### Work order
From the entries below, copy every line that holds the word "text".

....

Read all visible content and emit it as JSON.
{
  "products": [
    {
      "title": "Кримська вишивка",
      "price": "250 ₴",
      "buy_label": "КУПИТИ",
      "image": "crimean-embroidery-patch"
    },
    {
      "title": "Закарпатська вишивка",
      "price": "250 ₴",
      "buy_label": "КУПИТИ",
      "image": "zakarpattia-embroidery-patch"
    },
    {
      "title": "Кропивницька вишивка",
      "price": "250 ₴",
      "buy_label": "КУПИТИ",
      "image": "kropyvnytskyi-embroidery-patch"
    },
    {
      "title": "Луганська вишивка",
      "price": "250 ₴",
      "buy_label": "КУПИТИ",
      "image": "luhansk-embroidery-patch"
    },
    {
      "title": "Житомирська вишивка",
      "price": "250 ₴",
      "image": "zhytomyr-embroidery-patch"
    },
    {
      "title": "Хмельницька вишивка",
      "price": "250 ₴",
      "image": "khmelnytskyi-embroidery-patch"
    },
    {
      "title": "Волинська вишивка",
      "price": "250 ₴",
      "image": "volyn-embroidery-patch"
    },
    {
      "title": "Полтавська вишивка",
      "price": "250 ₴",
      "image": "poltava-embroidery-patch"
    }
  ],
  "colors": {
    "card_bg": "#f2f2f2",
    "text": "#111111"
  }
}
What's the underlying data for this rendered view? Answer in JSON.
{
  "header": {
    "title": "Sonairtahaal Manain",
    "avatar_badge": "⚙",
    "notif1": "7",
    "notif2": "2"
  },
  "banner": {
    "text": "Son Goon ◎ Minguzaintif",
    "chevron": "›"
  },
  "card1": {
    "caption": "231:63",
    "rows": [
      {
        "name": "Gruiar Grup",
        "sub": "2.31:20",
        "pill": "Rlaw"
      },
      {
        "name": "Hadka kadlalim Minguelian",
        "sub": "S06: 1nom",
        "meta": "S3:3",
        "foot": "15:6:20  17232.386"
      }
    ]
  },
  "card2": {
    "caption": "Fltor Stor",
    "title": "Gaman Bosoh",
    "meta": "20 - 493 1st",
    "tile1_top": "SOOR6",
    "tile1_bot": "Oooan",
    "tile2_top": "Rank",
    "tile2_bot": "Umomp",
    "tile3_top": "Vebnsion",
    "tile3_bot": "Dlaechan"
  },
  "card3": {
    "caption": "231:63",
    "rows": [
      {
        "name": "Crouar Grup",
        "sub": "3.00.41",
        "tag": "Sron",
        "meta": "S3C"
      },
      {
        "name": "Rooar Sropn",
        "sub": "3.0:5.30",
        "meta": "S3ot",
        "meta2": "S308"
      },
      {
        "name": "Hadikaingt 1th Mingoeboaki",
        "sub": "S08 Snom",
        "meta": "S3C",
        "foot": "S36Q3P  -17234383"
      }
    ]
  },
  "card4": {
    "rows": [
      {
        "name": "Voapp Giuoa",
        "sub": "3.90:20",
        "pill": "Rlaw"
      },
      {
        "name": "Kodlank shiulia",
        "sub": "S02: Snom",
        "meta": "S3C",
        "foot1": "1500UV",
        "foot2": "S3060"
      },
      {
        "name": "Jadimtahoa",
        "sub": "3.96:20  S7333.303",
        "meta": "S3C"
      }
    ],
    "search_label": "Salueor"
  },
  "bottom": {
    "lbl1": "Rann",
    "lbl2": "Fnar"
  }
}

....

### Answer area
    "text": "#111111"
    "text": "Son Goon ◎ Minguzaintif",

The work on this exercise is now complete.